About Jericho Forum

Jericho Forum is an international IT security thought-leadership group dedicated to defining ways to deliver effective IT security solutions that will match the increasing business demands for secure IT operations in our open, Internet-driven, globally networked world.  Members include many leading organisations from both the user and vendor community including IBM, Symantec, Boeing, AstraZeneca, Qualys, BP, Eli Lilly, KLM, Cap Gemini, Motorola and Hewlett Packard.  

Together there aim is to:

·         Drive and influence development of new architectures, inter-workable technology solutions, and implementation approaches for securing our de-perimeterizing world

·         Support development of open standards that will underpin these technology solutions.

A full list of member organisations can be seen at http://www.opengroup.org/jericho/memberCompany.htm.

About Cloud Security Alliance

The Cloud Security Alliance is a not-for-profit organization with a mission to promote the use of best practices for providing security assurance within Cloud Computing, and to provide education on the uses of Cloud Computing to help secure all other forms of computing. The Cloud Security Alliance is led by industry practitioners and supported by founding charter companies PGP Corporation, Qualys, Inc. and Zscaler, Inc. For further information, the Cloud Security Alliance website is www.cloudsecurityalliance.org

It’s great to see things moving along.  Previously we also announced that the CSA and ISACA have joined forces to promote security best practices in Cloud Computing.

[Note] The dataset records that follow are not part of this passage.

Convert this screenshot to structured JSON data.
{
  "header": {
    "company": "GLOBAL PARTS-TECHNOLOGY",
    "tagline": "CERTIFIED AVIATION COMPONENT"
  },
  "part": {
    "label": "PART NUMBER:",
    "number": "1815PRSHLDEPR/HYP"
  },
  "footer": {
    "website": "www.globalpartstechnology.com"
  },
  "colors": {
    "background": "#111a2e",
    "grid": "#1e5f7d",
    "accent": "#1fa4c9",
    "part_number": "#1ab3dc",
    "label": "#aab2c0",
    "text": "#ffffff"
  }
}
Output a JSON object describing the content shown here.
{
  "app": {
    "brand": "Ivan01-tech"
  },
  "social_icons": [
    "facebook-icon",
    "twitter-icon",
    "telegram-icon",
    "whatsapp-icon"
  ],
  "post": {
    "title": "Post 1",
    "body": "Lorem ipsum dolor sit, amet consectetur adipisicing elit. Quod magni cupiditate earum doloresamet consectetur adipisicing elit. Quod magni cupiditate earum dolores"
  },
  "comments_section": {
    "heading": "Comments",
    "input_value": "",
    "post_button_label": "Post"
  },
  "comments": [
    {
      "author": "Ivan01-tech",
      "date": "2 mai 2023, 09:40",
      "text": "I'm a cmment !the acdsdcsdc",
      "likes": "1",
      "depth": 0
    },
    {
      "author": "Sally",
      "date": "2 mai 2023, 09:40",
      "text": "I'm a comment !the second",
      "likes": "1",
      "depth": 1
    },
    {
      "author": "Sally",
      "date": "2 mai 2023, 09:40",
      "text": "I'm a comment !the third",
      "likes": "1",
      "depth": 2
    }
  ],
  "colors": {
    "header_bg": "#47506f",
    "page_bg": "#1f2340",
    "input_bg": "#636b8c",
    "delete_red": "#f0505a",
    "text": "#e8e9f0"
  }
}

In case you’ve not seen it, we’re looking for volunteers to work on specific areas of the v2.0 guidance targeted for October, 2009.  You can also contribute your thoughts on the existing guidance via our CSA Google Group.